═════ ENTRIES PROVIDED ═════
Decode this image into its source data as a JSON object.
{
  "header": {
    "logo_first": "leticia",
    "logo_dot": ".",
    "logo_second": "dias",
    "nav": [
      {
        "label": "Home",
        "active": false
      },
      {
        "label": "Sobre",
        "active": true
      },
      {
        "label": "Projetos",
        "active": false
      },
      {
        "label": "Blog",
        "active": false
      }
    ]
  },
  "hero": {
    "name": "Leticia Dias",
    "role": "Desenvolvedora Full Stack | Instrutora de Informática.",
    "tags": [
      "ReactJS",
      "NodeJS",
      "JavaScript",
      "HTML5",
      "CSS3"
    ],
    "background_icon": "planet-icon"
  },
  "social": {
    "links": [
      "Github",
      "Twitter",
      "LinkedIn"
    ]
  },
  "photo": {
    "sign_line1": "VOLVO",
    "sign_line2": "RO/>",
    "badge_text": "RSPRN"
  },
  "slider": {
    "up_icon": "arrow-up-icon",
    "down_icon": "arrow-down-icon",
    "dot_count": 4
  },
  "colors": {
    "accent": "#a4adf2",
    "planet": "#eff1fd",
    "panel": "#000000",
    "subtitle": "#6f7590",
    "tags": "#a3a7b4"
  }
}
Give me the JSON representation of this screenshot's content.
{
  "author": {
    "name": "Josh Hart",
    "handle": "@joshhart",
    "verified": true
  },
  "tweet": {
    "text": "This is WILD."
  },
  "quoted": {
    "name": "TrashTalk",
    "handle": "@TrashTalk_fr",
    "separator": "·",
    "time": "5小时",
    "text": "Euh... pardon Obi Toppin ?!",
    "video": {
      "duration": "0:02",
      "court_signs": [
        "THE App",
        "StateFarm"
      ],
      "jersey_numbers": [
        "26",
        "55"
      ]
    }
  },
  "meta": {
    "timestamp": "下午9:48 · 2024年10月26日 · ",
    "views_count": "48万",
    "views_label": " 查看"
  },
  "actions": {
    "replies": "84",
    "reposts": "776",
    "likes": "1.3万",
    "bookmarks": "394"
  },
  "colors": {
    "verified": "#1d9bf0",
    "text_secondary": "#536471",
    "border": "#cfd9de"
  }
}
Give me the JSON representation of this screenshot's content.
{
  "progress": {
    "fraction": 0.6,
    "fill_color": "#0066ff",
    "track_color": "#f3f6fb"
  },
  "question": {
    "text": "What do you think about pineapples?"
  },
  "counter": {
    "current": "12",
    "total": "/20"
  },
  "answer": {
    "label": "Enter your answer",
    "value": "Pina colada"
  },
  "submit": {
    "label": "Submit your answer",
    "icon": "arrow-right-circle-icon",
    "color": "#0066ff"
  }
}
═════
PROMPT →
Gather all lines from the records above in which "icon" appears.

RESPONSE →
    "background_icon": "planet-icon"
    "up_icon": "arrow-up-icon",
    "down_icon": "arrow-down-icon",
    "icon": "arrow-right-circle-icon",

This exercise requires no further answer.